    An outbreak of malaria in Greece four years ago helps us understand the crisis, says Robert Fisk
    Gaza, a year on from Operation Protective Edge: The traumatised kibbutz on Israel's front line, still recovering from last summer's war with Hamas

    Gaza, a year on from Operation Protective Edge

    The traumatised kibbutz on Israel's front line, still recovering from last summer's war with Hamas
    How to survive electrical storms: What are the chances of being hit by lightning?

    Heavy weather

    What are the chances of being hit by lightning?
    World Bodypainting Festival 2015: Bizarre and brilliant photos celebrate 'the body as art'

    World Bodypainting Festival 2015

    Bizarre and brilliant photos celebrate 'the body as art'
    alt-j: A private jet, a Mercury Prize and Latitude headliners

    Don't call us nerds

    Craig Mclean meets alt-j - the math-folk act who are flying high
    How to find gold: The Californian badlands, digging out crevasses and sifting sludge

    How to find gold

    Steve Boggan finds himself in the Californian badlands, digging out crevasses and sifting sludge
    Singing accents: From Herman's Hermits and David Bowie to Alesha Dixon

    Not born in the USA

    Lay off Alesha Dixon: songs sound better in US accents, even our national anthem
    10 best balsamic vinegars

    10 best balsamic vinegars

    Drizzle it over salad, enjoy it with ciabatta, marinate vegetables, or use it to add depth to a sauce - this versatile staple is a cook's best friend
    Wimbledon 2015: Brief glimpses of the old Venus but Williams sisters' epic wars belong to history

    Brief glimpses of the old Venus but Williams sisters' epic wars belong to history

    Serena dispatched her elder sister 6-4, 6-3 in eight minutes more than an hour
    Greece says 'No': A night of huge celebrations in Athens as voters decisively back Tsipras and his anti-austerity stance in historic referendum

    Greece referendum

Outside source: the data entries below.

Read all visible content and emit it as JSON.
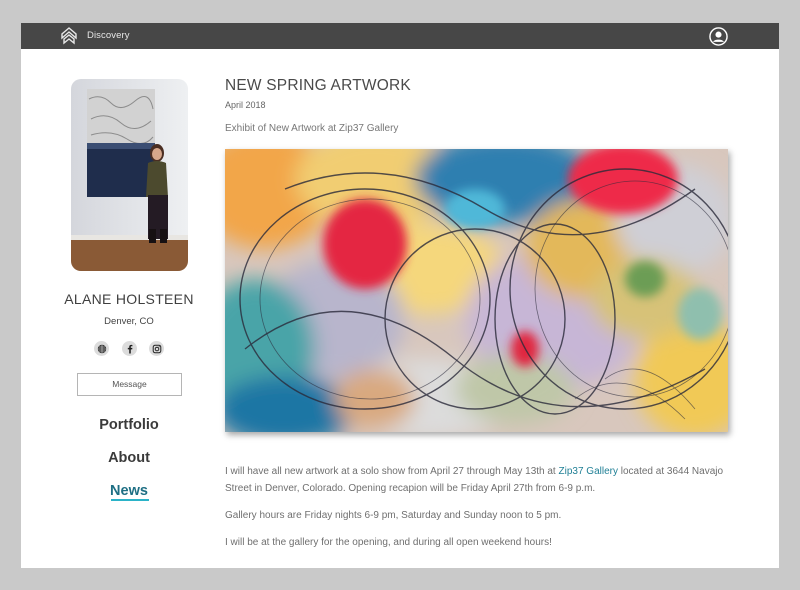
{
  "header": {
    "brand": "Discovery",
    "logo_icon": "stacked-chevron-logo",
    "user_icon": "user-circle-icon"
  },
  "profile": {
    "name": "ALANE HOLSTEEN",
    "location": "Denver, CO",
    "social_icons": [
      "globe-icon",
      "facebook-icon",
      "instagram-icon"
    ],
    "message_label": "Message"
  },
  "nav": {
    "portfolio": "Portfolio",
    "about": "About",
    "news": "News",
    "active": "News",
    "accent": "#2bb3c8"
  },
  "post": {
    "title": "NEW SPRING ARTWORK",
    "date": "April 2018",
    "subtitle": "Exhibit of New Artwork at Zip37 Gallery",
    "p1_before": "I will have all new artwork at a solo show from April 27 through May 13th at ",
    "p1_link": "Zip37 Gallery",
    "p1_after": " located at 3644 Navajo Street in Denver, Colorado. Opening recapion will be Friday April 27th from 6-9 p.m.",
    "p2": "Gallery hours are Friday nights 6-9 pm, Saturday and Sunday noon to 5 pm.",
    "p3": "I will be at the gallery for the opening, and during all open weekend hours!"
  },
  "colors": {
    "topbar": "#474747",
    "link": "#1f7f95",
    "page_bg": "#c9c9c9"
  }
}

    Greeks say 'No' to austerity and plunge Europe into crisis
    Ten years after the 7/7 terror attacks, is Britain an altered state?

    7/7 bombings anniversary

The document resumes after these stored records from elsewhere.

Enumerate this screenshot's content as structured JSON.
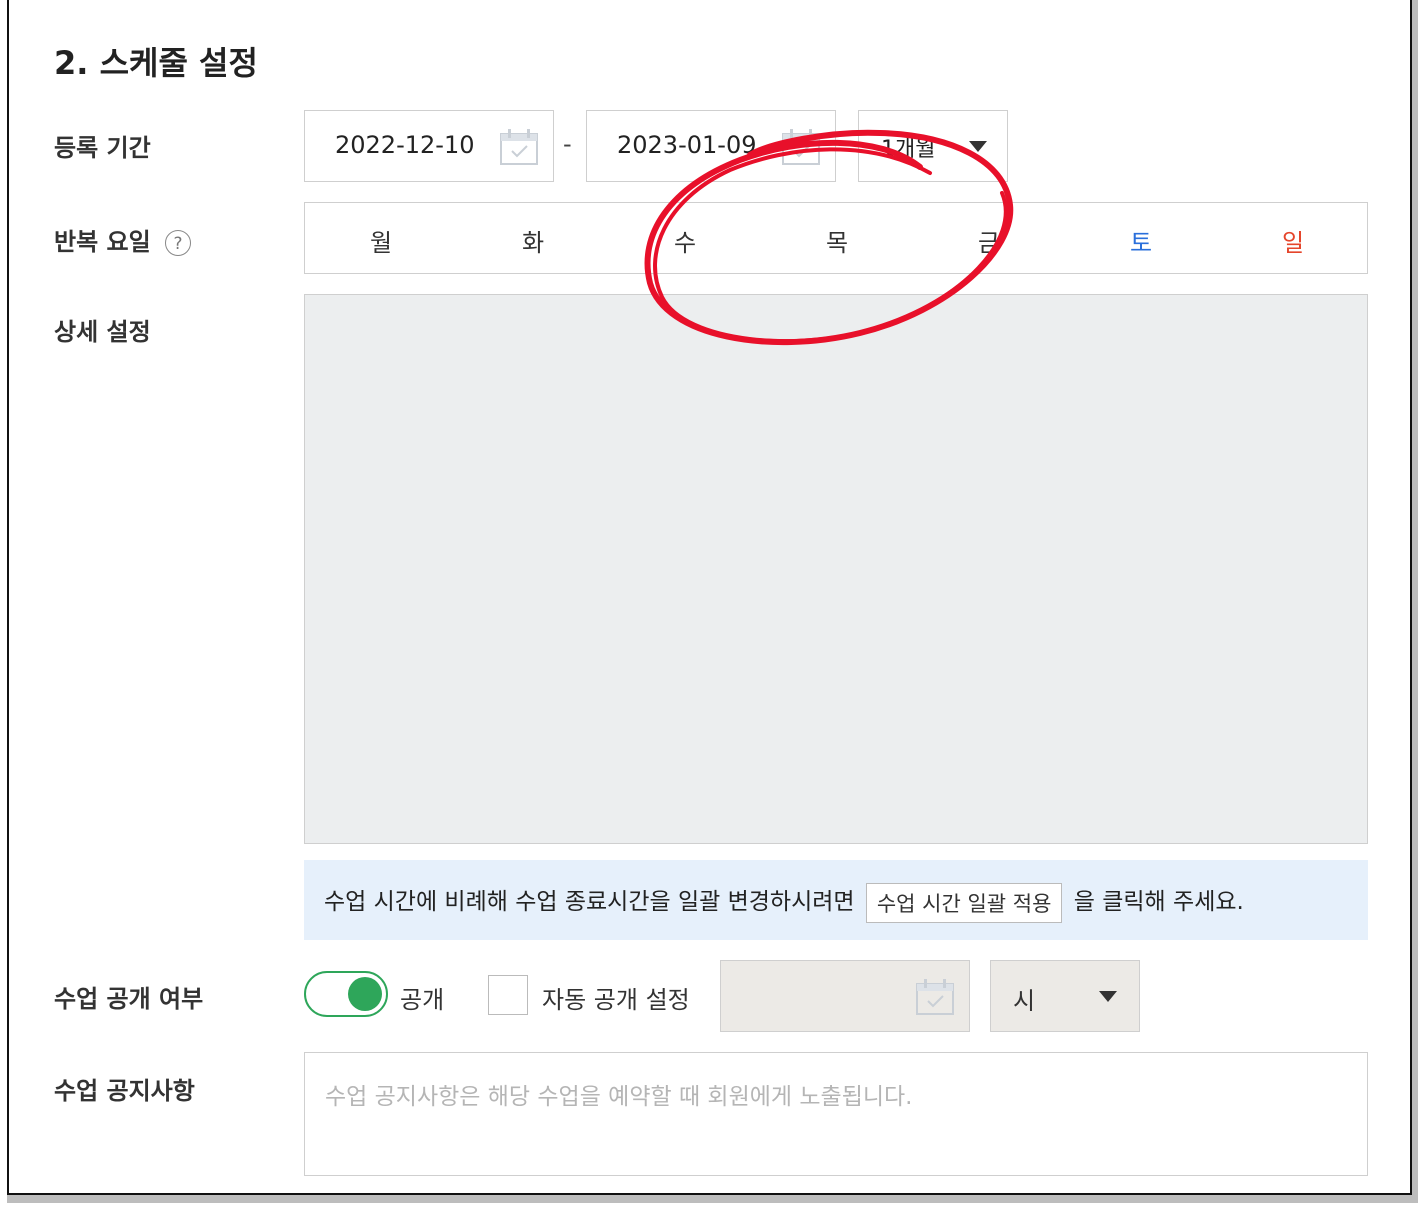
{
  "section": {
    "title": "2. 스케줄 설정"
  },
  "registration_period": {
    "label": "등록 기간",
    "start_date": "2022-12-10",
    "end_date": "2023-01-09",
    "separator": "-",
    "duration_select": {
      "value": "1개월",
      "icon": "chevron-down-icon"
    },
    "calendar_icon": "calendar-icon"
  },
  "repeat_days": {
    "label": "반복 요일",
    "help_icon": "?",
    "days": [
      {
        "label": "월",
        "color": "#333333"
      },
      {
        "label": "화",
        "color": "#333333"
      },
      {
        "label": "수",
        "color": "#333333"
      },
      {
        "label": "목",
        "color": "#333333"
      },
      {
        "label": "금",
        "color": "#333333"
      },
      {
        "label": "토",
        "color": "#2a6fdb"
      },
      {
        "label": "일",
        "color": "#e5452b"
      }
    ]
  },
  "detail_settings": {
    "label": "상세 설정"
  },
  "info_bar": {
    "text_before": "수업 시간에 비례해 수업 종료시간을 일괄 변경하시려면",
    "button_label": "수업 시간 일괄 적용",
    "text_after": "을 클릭해 주세요."
  },
  "visibility": {
    "label": "수업 공개 여부",
    "toggle_on": true,
    "toggle_label": "공개",
    "auto_publish_checked": false,
    "auto_publish_label": "자동 공개 설정",
    "hour_select": {
      "value": "시"
    }
  },
  "notice": {
    "label": "수업 공지사항",
    "placeholder": "수업 공지사항은 해당 수업을 예약할 때 회원에게 노출됩니다.",
    "value": ""
  },
  "colors": {
    "accent_green": "#2ea65a",
    "annotation_red": "#e8102a",
    "info_bg": "#e6f0fb",
    "disabled_bg": "#eceae6"
  }
}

    Ten years after the terror attacks, is Britain an altered state?
    Beautiful evening dresses are some of the loveliest Donatella has created

    Versace haute couture review

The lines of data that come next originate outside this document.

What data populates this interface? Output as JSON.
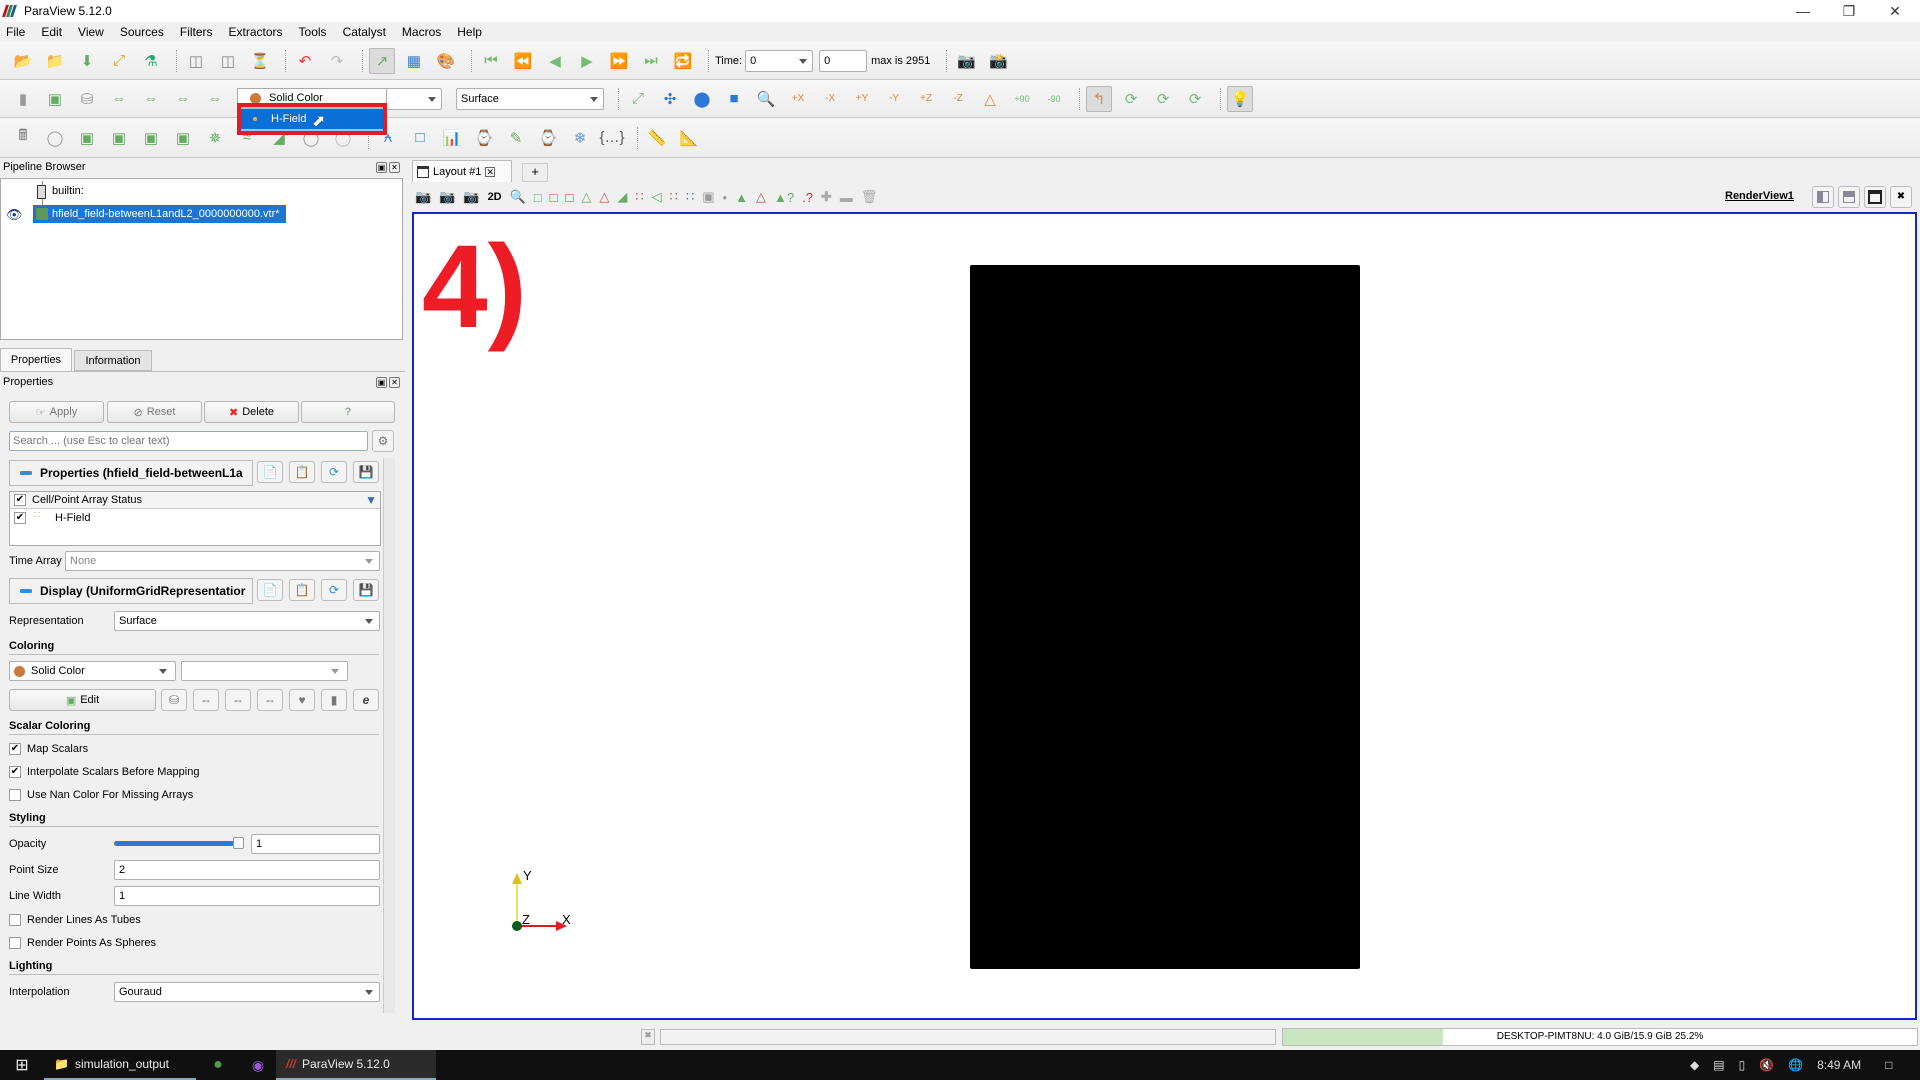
{
  "window": {
    "title": "ParaView 5.12.0",
    "logo_colors": [
      "#c8102e",
      "#2e8b3a",
      "#1d5aa8"
    ]
  },
  "menu": [
    "File",
    "Edit",
    "View",
    "Sources",
    "Filters",
    "Extractors",
    "Tools",
    "Catalyst",
    "Macros",
    "Help"
  ],
  "time_toolbar": {
    "time_label": "Time:",
    "time_value": "0",
    "index_value": "0",
    "max_label": "max is 2951"
  },
  "color_toolbar": {
    "coloring_combo": "Solid Color",
    "dropdown_options": [
      {
        "label": "Solid Color",
        "selected": false
      },
      {
        "label": "H-Field",
        "selected": true
      }
    ],
    "representation_combo": "Surface"
  },
  "camera_toolbar": {
    "rotate_plus": "+90",
    "rotate_minus": "-90",
    "axes_labels": [
      "+X",
      "-X",
      "+Y",
      "-Y",
      "+Z",
      "-Z"
    ]
  },
  "pipeline_browser": {
    "title": "Pipeline Browser",
    "items": [
      {
        "label": "builtin:",
        "selected": false
      },
      {
        "label": "hfield_field-betweenL1andL2_0000000000.vtr*",
        "selected": true
      }
    ]
  },
  "tabs": [
    "Properties",
    "Information"
  ],
  "properties": {
    "title": "Properties",
    "buttons": {
      "apply": "Apply",
      "reset": "Reset",
      "delete": "Delete",
      "help": "?"
    },
    "search_placeholder": "Search ... (use Esc to clear text)",
    "section_properties": "Properties (hfield_field-betweenL1a",
    "array_status_header": "Cell/Point Array Status",
    "arrays": [
      {
        "name": "H-Field",
        "checked": true
      }
    ],
    "time_array_label": "Time Array",
    "time_array_value": "None",
    "section_display": "Display (UniformGridRepresentatior",
    "representation_label": "Representation",
    "representation_value": "Surface",
    "coloring_label": "Coloring",
    "coloring_value": "Solid Color",
    "edit_label": "Edit",
    "scalar_coloring_label": "Scalar Coloring",
    "map_scalars": "Map Scalars",
    "interpolate_scalars": "Interpolate Scalars Before Mapping",
    "nan_color": "Use Nan Color For Missing Arrays",
    "styling_label": "Styling",
    "opacity_label": "Opacity",
    "opacity_value": "1",
    "opacity_fraction": 1.0,
    "point_size_label": "Point Size",
    "point_size_value": "2",
    "line_width_label": "Line Width",
    "line_width_value": "1",
    "tubes": "Render Lines As Tubes",
    "spheres": "Render Points As Spheres",
    "lighting_label": "Lighting",
    "interpolation_label": "Interpolation",
    "interpolation_value": "Gouraud"
  },
  "layout": {
    "tab_label": "Layout #1",
    "add_tab": "+",
    "view_name": "RenderView1",
    "mode_2d": "2D"
  },
  "render": {
    "annotation": "4)",
    "annotation_color": "#ee1c25",
    "object_color": "#000000",
    "axes": {
      "x": "X",
      "y": "Y",
      "z": "Z"
    }
  },
  "status": {
    "memory": "DESKTOP-PIMT8NU: 4.0 GiB/15.9 GiB 25.2%",
    "memory_fraction": 0.252
  },
  "taskbar": {
    "items": [
      "simulation_output",
      "ParaView 5.12.0"
    ],
    "clock": "8:49 AM"
  }
}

    Beautiful evening dresses are some of the loveliest Donatella has ever created
    No hope and no jobs, so Gaza's young risk their lives, climb the fence and run for it

    No hope and no jobs in Gaza

    So the young risk their lives and run for it
    Fashion apps: Retailers roll together shopping and social networking for mobile customers

    Fashion apps

    Retailers roll together shopping and social networking for mobile customers
    The Greek referendum exposes a gaping hole at the heart of the European Union – its distinct lack of any genuine popular legitimacy

    Gaping hole at the heart of the European Union

    Treatment of Greece has shown up a lack of genuine legitimacy